** RECORDS follows **

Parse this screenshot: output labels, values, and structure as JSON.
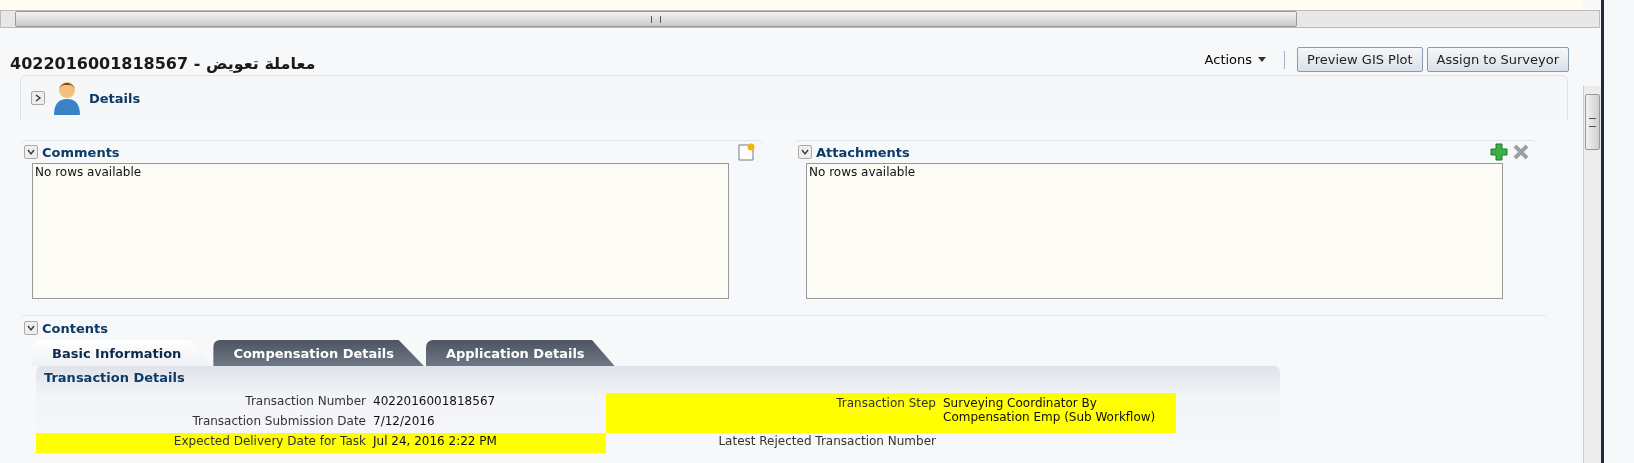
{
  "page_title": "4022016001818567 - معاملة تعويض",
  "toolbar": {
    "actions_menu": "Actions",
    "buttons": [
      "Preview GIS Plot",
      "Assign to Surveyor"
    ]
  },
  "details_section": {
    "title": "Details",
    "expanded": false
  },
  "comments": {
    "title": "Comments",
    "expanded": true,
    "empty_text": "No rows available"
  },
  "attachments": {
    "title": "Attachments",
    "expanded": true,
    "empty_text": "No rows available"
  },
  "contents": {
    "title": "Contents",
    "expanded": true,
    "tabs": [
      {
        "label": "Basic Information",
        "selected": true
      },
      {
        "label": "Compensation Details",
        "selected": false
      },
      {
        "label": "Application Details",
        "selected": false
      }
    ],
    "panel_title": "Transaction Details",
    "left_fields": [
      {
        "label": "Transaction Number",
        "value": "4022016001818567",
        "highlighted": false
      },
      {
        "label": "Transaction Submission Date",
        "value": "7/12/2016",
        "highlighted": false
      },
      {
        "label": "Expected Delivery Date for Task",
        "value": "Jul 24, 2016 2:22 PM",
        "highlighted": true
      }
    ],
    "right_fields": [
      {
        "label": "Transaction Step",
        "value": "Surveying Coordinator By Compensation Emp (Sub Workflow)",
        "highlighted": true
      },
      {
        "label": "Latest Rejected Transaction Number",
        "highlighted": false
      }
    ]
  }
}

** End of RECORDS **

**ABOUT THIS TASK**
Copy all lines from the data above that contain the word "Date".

**OUTPUT FOR THIS EXERCISE**
        "label": "Transaction Submission Date",
        "label": "Expected Delivery Date for Task",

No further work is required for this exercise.